For strengths and opportunities, the more points, the stronger the strength and the more promising the opportunity. For weaknesses and threats, the opposite is true: the more points, the weaker the area is and should be addressed.
Then multiply the importance of the item by its rating. This gives you a total number that tells you how much you should address the item. Let’s use the following example to illustrate this.
Mathematical SWOT evaluation: a practical example
Let’s suppose we are evaluating the situation of a candy store. One of its weaknesses is that its cakes are very calorie-dense – even twice as calorie-dense as other cake shops, according to benchmarking. It’s therefore a very weak area and we give it 5 points. Most customers, however, do not care about the calorific value of the desserts and indeed rarely ask about it. The importance of this weakness is therefore 2.
Another weakness is the poor location of the pastry shop. It is situated in a side street that leads from the square where another pastry shop is located. This is a moderate weakness, so we give it 3 points. However, the importance is quite high – visitors to the town do not want to walk far and where the patisserie is located plays a big role for them. We will award 4 points for importance.
3 main advantages of SWOT analysis
Why go into SWOT analysis at all? It has three main advantages:
- It is relatively simple. You don’t need anything more than paper, pencil and company data.

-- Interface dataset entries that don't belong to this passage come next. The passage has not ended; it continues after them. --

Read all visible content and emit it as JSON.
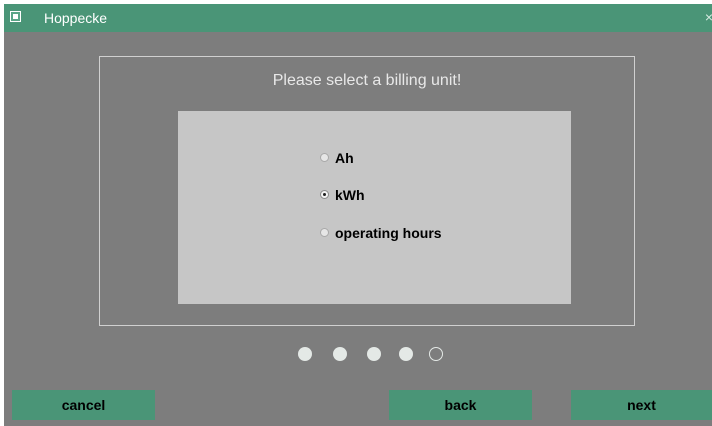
{
  "window": {
    "title": "Hoppecke",
    "close_glyph": "×",
    "app_icon": "app-icon"
  },
  "prompt": "Please select a billing unit!",
  "options": [
    {
      "label": "Ah",
      "selected": false
    },
    {
      "label": "kWh",
      "selected": true
    },
    {
      "label": "operating hours",
      "selected": false
    }
  ],
  "pager": {
    "total_steps": 5,
    "completed_steps": 4
  },
  "buttons": {
    "cancel": "cancel",
    "back": "back",
    "next": "next"
  },
  "colors": {
    "accent": "#4a9577",
    "background": "#7d7d7d",
    "panel": "#c6c6c6"
  }
}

- You can use it both at the beginning of your business and in its later stages. If you do it regularly, you will see how your situation changes over time and you can evaluate your success.
- It is versatile. You can use it to evaluate the whole company, but also individual products or employees.
Take your business one step further
Consult your business with the experts at myTimi. We’ll help you with creating business strategy, setting the right goals or even conducting market research. Just contact us without obligation. We will discuss the details with you and suggest the most effective solution for your situation. See what we can help you with in the business area.